WASHINGTON--The House of Representatives has approved a bill that would override a U.S. Supreme Court decision that affirmed a 180-day deadline for filing complaints of illegal pay discrimination.

The House voted 225-199 Tuesday to approve H.R. 2831, the Lilly Ledbetter Fair Pay Act, which was written in response to the Supreme Court's May 29 decision in Lilly Ledbetter vs. Goodyear Tire & Rubber Co.

Under Title VII of the Civil Rights Act of 1964, a charge of unlawful employment practice must be filed with the U.S. Equal Employment Opportunity Commission within 180 days of the alleged offense.

Ms. Ledbetter argued that Goodyear made a series of intentionally discriminatory pay decisions, some of which went back 19 years, and that those decisions affected her later earnings.

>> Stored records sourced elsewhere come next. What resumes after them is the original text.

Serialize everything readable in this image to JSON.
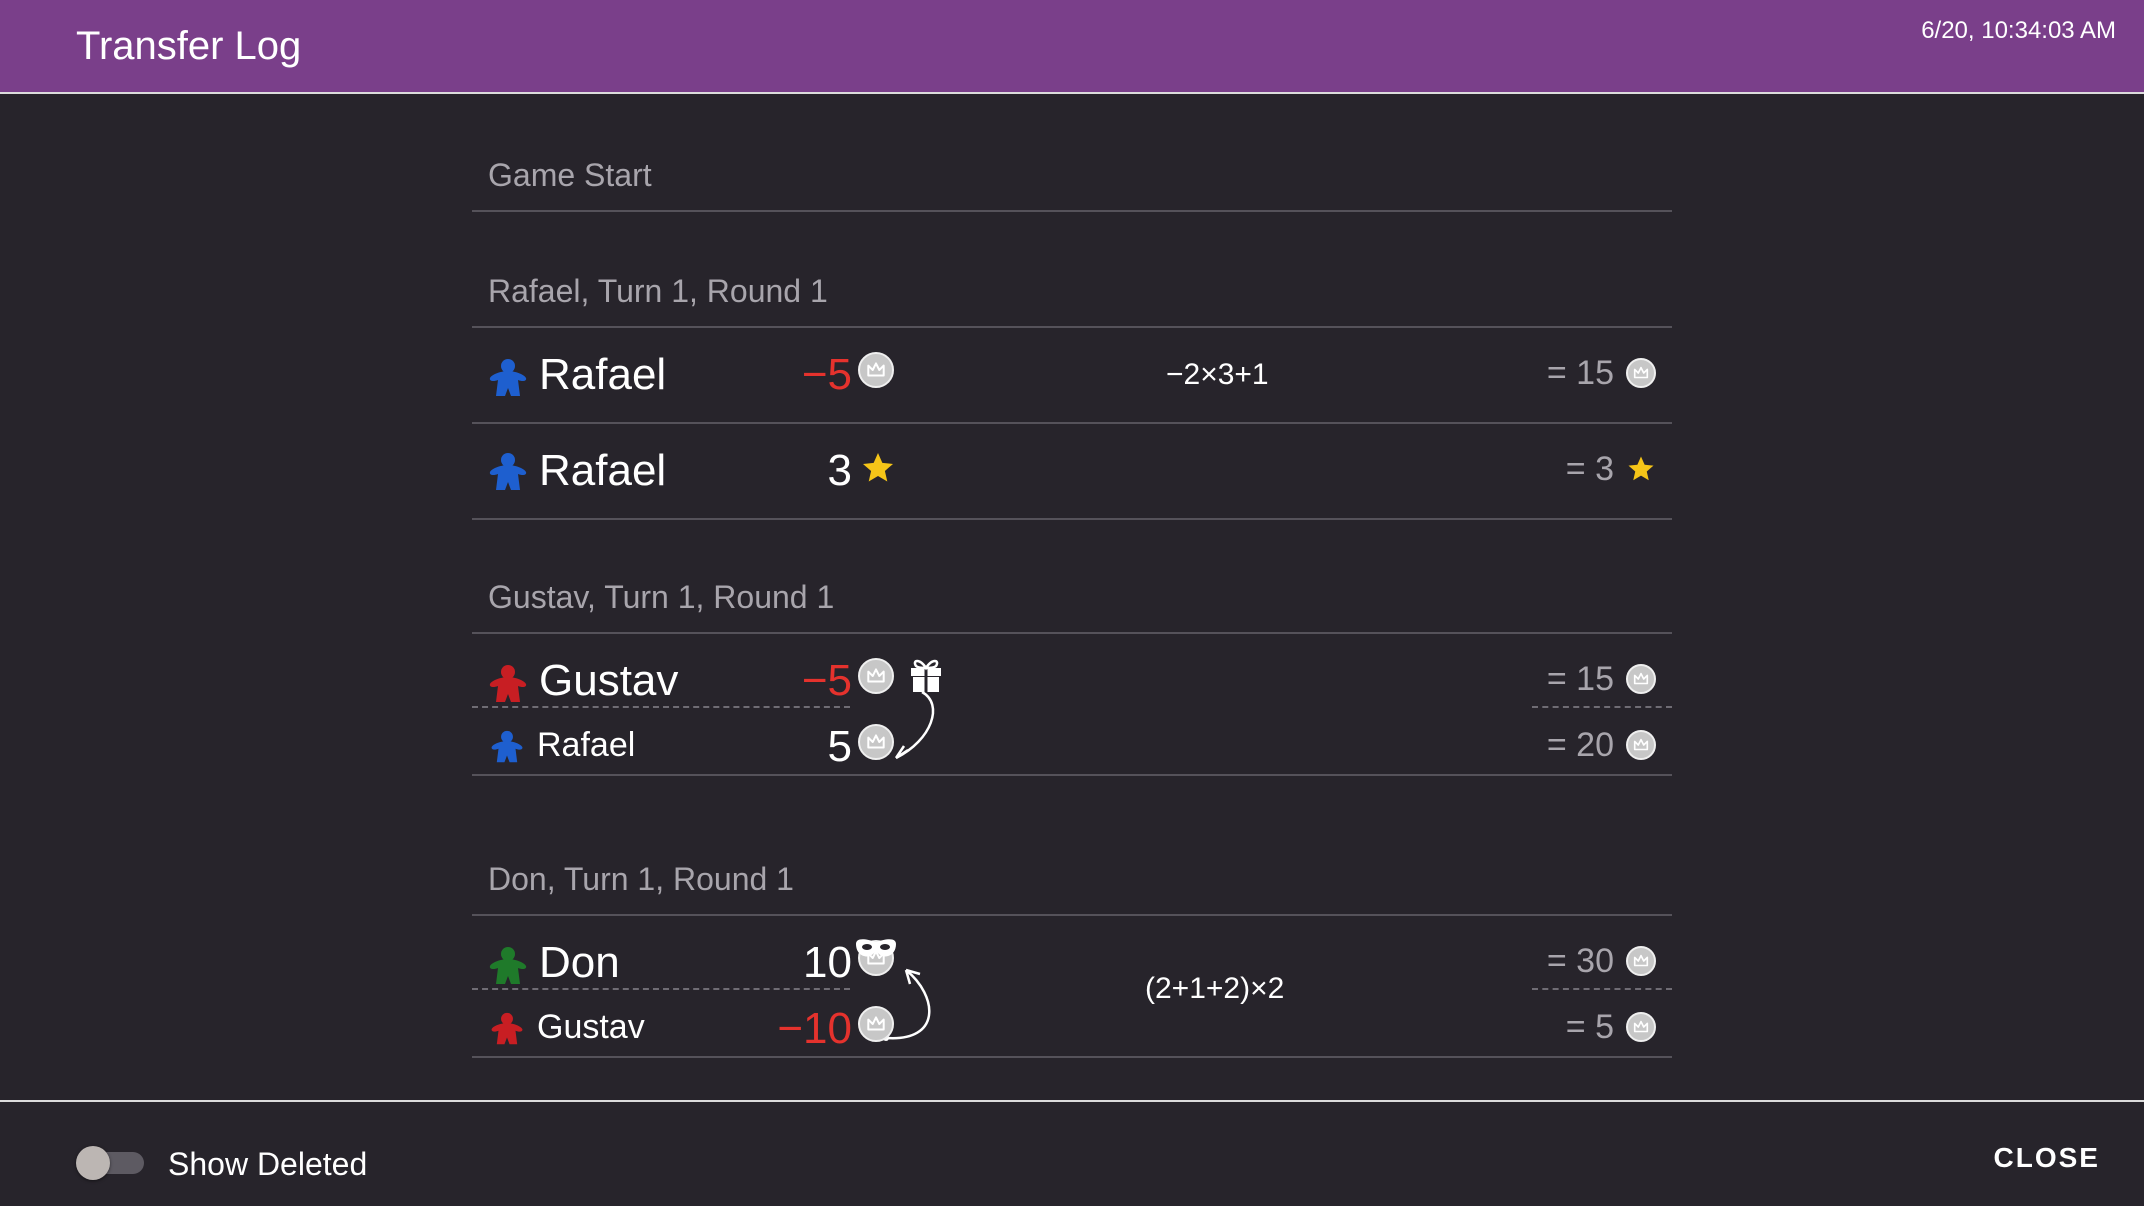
{
  "header": {
    "title": "Transfer Log",
    "timestamp": "6/20, 10:34:03 AM"
  },
  "sections": [
    {
      "heading": "Game Start"
    },
    {
      "heading": "Rafael, Turn 1, Round 1",
      "rows": [
        {
          "player": "Rafael",
          "color": "#1e5fcf",
          "amount": "−5",
          "amount_negative": true,
          "resource": "crown-coin-icon",
          "formula": "−2×3+1",
          "total": "= 15"
        },
        {
          "player": "Rafael",
          "color": "#1e5fcf",
          "amount": "3",
          "amount_negative": false,
          "resource": "star-icon",
          "formula": "",
          "total": "= 3"
        }
      ]
    },
    {
      "heading": "Gustav, Turn 1, Round 1",
      "transfer": {
        "action_icon": "gift-icon",
        "from": {
          "player": "Gustav",
          "color": "#c81e23",
          "amount": "−5",
          "total": "= 15"
        },
        "to": {
          "player": "Rafael",
          "color": "#1e5fcf",
          "amount": "5",
          "total": "= 20"
        }
      }
    },
    {
      "heading": "Don, Turn 1, Round 1",
      "transfer": {
        "action_icon": "mask-icon",
        "formula": "(2+1+2)×2",
        "from": {
          "player": "Don",
          "color": "#1f7a2a",
          "amount": "10",
          "total": "= 30"
        },
        "to": {
          "player": "Gustav",
          "color": "#c81e23",
          "amount": "−10",
          "total": "= 5"
        }
      }
    }
  ],
  "colors": {
    "header_bg": "#7a3f8a",
    "negative": "#e5322d",
    "muted": "#a8a5ac",
    "star": "#f5c518"
  },
  "footer": {
    "toggle_label": "Show Deleted",
    "toggle_on": false,
    "close_label": "CLOSE"
  }
}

The U.S. Supreme Court affirmed the 180-day deadline in its 5-4 decision.

Employers had feared that a ruling in Ms. Ledbetter's favor would have subjected them to unjustified administrative burdens, including retaining years' worth of employment-related documents long after required by law.

The legislation passed by the House would remove time limits on filing discriminatory compensation claims.

A companion bill, the Fair Pay Restoration Act, S. 1843, has been introduced in the Senate by 14 senators led by Sen. Edward Kennedy, D-Mass., and Sen. Arlen Specter, R-Pa.

The Office of Management and Budget said President Bush's senior advisers would recommend he veto the bill if it appears before him. The OMB said the bill constitutes an expanded application of employment discrimination law and would "undermine the important goal of having allegations of discrimination expeditiously resolved."